Employment retention and how rescreening should become the norm
With staff fraud costing businesses at least 40 million annually (RSM), ensuring that employees can be trusted should be high on the list of company priorities.
Pre-employment screening has become the norm as businesses attempt to protect themselves from a bad hiring decision which could result in theft, fraud, data breaches, litigation or risk to company reputation.
But pre-employment screening is not enough, and a false sense of security can be created when companies fail to look at rescreening current staff members who already have access to sensitive company information, customers and valuable assets.
Criminal records checking is only valid until the day it is carried out and therefore cannot protect businesses from misconducts which have taken place since the check. Crimes committed while staff are employed could easily slip through the net and not only create a risk for your company and staff, but in some cases legally disqualify a staff member from working in certain roles.

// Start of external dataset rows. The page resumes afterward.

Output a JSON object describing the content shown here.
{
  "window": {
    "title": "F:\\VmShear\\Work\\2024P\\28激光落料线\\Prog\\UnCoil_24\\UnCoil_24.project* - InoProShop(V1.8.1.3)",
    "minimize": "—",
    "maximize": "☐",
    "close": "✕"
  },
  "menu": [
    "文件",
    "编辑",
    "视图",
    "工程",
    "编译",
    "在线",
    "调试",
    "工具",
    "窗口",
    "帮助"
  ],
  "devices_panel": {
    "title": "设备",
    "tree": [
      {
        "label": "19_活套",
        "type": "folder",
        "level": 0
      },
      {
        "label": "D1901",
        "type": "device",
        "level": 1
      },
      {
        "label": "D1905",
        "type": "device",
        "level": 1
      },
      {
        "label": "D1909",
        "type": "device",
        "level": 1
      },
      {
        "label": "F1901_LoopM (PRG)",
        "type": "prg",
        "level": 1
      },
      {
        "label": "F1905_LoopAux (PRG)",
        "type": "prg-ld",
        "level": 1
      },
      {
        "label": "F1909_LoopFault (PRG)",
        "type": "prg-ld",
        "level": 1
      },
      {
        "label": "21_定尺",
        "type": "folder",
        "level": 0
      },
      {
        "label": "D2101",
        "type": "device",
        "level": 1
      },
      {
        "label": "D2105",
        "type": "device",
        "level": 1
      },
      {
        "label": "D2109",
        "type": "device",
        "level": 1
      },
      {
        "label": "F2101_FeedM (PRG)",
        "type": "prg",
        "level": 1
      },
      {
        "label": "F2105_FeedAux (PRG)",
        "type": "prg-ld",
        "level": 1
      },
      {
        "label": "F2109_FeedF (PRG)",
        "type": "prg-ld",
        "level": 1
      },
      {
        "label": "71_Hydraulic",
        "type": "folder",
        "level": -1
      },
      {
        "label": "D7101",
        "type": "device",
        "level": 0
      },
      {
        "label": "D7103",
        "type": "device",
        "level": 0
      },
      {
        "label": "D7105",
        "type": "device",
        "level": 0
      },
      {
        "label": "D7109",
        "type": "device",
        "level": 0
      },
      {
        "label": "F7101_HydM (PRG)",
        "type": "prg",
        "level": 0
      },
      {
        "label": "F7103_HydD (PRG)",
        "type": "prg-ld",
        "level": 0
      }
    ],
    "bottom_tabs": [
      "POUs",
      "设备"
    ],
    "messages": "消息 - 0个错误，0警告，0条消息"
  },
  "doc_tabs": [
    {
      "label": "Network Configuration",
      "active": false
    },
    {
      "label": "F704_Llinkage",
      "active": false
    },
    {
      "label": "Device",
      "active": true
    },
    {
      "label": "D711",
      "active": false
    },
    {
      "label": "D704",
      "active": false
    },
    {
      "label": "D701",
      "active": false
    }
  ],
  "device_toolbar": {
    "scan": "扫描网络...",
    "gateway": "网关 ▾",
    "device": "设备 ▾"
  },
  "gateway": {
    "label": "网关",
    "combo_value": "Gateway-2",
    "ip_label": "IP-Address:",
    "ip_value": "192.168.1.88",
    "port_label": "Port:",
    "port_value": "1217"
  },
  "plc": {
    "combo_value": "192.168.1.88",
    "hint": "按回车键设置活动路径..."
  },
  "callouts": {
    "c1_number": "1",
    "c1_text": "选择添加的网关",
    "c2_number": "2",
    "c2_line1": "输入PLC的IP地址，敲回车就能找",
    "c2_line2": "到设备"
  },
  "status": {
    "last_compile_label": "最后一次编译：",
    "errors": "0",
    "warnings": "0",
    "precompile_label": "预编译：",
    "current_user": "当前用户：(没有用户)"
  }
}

Some companies do take the time to rescreen employees when they are promoted or change roles, but regular rescreening should become a company policy, to ensure that all staff are not only legally entitled, but also capable, of fulfilling the role for which they are employed.
Many hiring decisions are made based on professional licenses or certificates and it is essential to ensure that these are up to date. Staff members may need to undergo further training or assessment to prove their eligibility.
With pre-employment background screening a relatively new practice in business, it is essential to ensure that staff members who might not have undergone thorough checks at the time of hiring have been screened properly. Likewise, if someone has worked their way up to a high-level position they may not have been subject to screening relevant to their current position.
Regular rescreening of all personnel, from temp staff to board members, is a prudent step to take to protect your business from the risk of unsuitable candidates, whether they are relatively new hires or a long-term employee.